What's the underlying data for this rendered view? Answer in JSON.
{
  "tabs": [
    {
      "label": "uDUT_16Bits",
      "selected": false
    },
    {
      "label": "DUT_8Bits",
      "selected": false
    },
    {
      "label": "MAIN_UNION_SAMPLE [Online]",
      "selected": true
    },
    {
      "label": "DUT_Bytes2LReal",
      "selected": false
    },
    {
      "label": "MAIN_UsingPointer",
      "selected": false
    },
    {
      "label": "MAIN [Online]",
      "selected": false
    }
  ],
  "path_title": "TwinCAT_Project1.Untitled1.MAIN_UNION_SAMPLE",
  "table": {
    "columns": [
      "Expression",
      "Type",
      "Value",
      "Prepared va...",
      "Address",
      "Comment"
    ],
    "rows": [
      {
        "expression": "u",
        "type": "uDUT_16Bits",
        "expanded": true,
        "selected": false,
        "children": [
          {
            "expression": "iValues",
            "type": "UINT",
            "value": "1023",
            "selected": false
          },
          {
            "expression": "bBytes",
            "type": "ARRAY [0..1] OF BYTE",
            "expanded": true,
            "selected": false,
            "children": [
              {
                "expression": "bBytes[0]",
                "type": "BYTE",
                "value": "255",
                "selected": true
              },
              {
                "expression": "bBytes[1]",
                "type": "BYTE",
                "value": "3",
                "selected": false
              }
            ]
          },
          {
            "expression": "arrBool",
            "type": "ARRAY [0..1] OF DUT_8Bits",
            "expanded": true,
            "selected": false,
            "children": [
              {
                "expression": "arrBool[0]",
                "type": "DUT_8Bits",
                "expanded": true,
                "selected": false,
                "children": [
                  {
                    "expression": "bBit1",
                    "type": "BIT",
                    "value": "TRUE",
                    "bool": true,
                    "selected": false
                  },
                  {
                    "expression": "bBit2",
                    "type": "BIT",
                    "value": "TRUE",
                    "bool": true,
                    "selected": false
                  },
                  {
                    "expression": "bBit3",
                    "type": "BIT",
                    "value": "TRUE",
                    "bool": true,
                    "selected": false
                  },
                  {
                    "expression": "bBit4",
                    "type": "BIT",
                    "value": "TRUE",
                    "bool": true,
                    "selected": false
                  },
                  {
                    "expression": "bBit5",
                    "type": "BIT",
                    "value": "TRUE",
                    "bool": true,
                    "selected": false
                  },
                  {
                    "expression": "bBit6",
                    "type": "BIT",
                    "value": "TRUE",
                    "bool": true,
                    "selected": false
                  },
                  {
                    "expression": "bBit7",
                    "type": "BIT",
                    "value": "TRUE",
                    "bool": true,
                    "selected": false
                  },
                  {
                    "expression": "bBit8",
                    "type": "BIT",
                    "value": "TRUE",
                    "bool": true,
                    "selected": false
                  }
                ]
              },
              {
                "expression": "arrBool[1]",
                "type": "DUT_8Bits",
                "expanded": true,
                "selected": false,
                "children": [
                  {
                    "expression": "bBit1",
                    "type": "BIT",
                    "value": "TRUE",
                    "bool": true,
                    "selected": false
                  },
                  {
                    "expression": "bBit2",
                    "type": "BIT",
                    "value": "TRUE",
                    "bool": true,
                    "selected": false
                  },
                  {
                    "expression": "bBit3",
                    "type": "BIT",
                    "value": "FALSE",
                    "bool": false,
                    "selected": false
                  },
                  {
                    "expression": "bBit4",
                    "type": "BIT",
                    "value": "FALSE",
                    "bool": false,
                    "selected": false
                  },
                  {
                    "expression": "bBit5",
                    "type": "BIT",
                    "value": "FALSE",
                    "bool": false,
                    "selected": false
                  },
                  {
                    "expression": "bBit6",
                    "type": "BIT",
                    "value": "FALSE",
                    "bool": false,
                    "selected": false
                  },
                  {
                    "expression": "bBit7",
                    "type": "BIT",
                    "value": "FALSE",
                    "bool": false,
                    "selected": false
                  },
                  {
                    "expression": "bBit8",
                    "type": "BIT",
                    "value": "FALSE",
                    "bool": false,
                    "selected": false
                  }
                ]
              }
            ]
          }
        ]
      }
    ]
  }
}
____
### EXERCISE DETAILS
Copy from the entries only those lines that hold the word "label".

### ANSWER SECTION
      "label": "uDUT_16Bits",
      "label": "DUT_8Bits",
      "label": "MAIN_UNION_SAMPLE [Online]",
      "label": "DUT_Bytes2LReal",
      "label": "MAIN_UsingPointer",
      "label": "MAIN [Online]",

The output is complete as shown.